**MATERIAL PROVIDED:**
........

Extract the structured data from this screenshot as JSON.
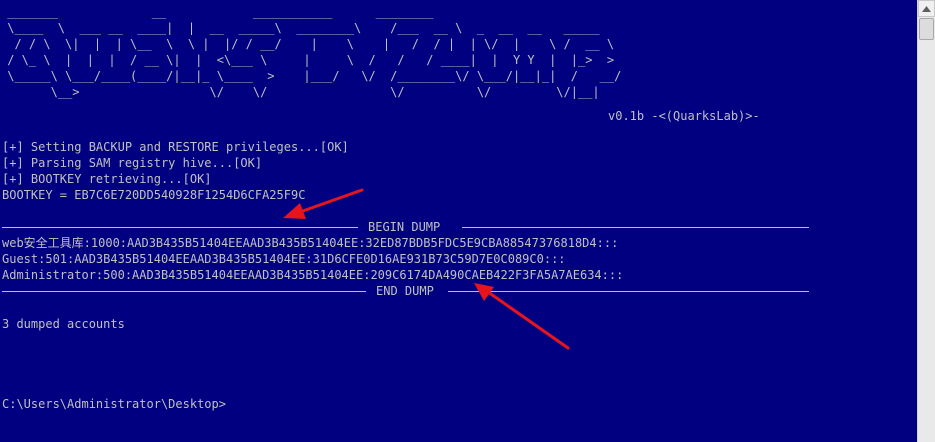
{
  "banner": {
    "ascii_art": " _______             __            ___________      ________\n \\____  \\  ___ __  ____|  |  __  _____\\  ________\\    /___  __ \\  _  __  __   _____\n  / / \\  \\|  |  | \\__  \\  \\ |  |/ / __/    |    \\    |   /  / |  | \\/  |    \\ /  __ \\\n / \\_ \\  |  |  |  / __ \\|  |  <\\___ \\     |     \\  /   /   / ____|  |  Y Y  |  |_>  >\n \\_____\\ \\___/____(____/|__|_ \\____  >    |___/   \\/  /________\\/ \\___/|__|_|  /   __/\n       \\__>                  \\/    \\/                 \\/          \\/         \\/|__|",
    "version": "v0.1b -<(QuarksLab)>-"
  },
  "output": {
    "lines": [
      "[+] Setting BACKUP and RESTORE privileges...[OK]",
      "[+] Parsing SAM registry hive...[OK]",
      "[+] BOOTKEY retrieving...[OK]",
      "BOOTKEY = EB7C6E720DD540928F1254D6CFA25F9C"
    ],
    "begin_dump_label": "BEGIN DUMP",
    "accounts": [
      "web安全工具库:1000:AAD3B435B51404EEAAD3B435B51404EE:32ED87BDB5FDC5E9CBA88547376818D4:::",
      "Guest:501:AAD3B435B51404EEAAD3B435B51404EE:31D6CFE0D16AE931B73C59D7E0C089C0:::",
      "Administrator:500:AAD3B435B51404EEAAD3B435B51404EE:209C6174DA490CAEB422F3FA5A7AE634:::"
    ],
    "end_dump_label": "END DUMP",
    "summary": "3 dumped accounts",
    "prompt": "C:\\Users\\Administrator\\Desktop>"
  },
  "colors": {
    "background": "#000080",
    "text": "#c0c0c0",
    "annotation_arrow": "#e8141c"
  },
  "scrollbar": {
    "up_icon": "triangle-up-icon"
  }
}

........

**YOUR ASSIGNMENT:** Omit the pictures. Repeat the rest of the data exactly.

**EXERCISE RESULT:**
Extract the structured data from this screenshot as JSON.
{
  "banner": {
    "ascii_art": " _______             __            ___________      ________\n \\____  \\  ___ __  ____|  |  __  _____\\  ________\\    /___  __ \\  _  __  __   _____\n  / / \\  \\|  |  | \\__  \\  \\ |  |/ / __/    |    \\    |   /  / |  | \\/  |    \\ /  __ \\\n / \\_ \\  |  |  |  / __ \\|  |  <\\___ \\     |     \\  /   /   / ____|  |  Y Y  |  |_>  >\n \\_____\\ \\___/____(____/|__|_ \\____  >    |___/   \\/  /________\\/ \\___/|__|_|  /   __/\n       \\__>                  \\/    \\/                 \\/          \\/         \\/|__|",
    "version": "v0.1b -<(QuarksLab)>-"
  },
  "output": {
    "lines": [
      "[+] Setting BACKUP and RESTORE privileges...[OK]",
      "[+] Parsing SAM registry hive...[OK]",
      "[+] BOOTKEY retrieving...[OK]",
      "BOOTKEY = EB7C6E720DD540928F1254D6CFA25F9C"
    ],
    "begin_dump_label": "BEGIN DUMP",
    "accounts": [
      "web安全工具库:1000:AAD3B435B51404EEAAD3B435B51404EE:32ED87BDB5FDC5E9CBA88547376818D4:::",
      "Guest:501:AAD3B435B51404EEAAD3B435B51404EE:31D6CFE0D16AE931B73C59D7E0C089C0:::",
      "Administrator:500:AAD3B435B51404EEAAD3B435B51404EE:209C6174DA490CAEB422F3FA5A7AE634:::"
    ],
    "end_dump_label": "END DUMP",
    "summary": "3 dumped accounts",
    "prompt": "C:\\Users\\Administrator\\Desktop>"
  },
  "colors": {
    "background": "#000080",
    "text": "#c0c0c0",
    "annotation_arrow": "#e8141c"
  },
  "scrollbar": {
    "up_icon": "triangle-up-icon"
  }
}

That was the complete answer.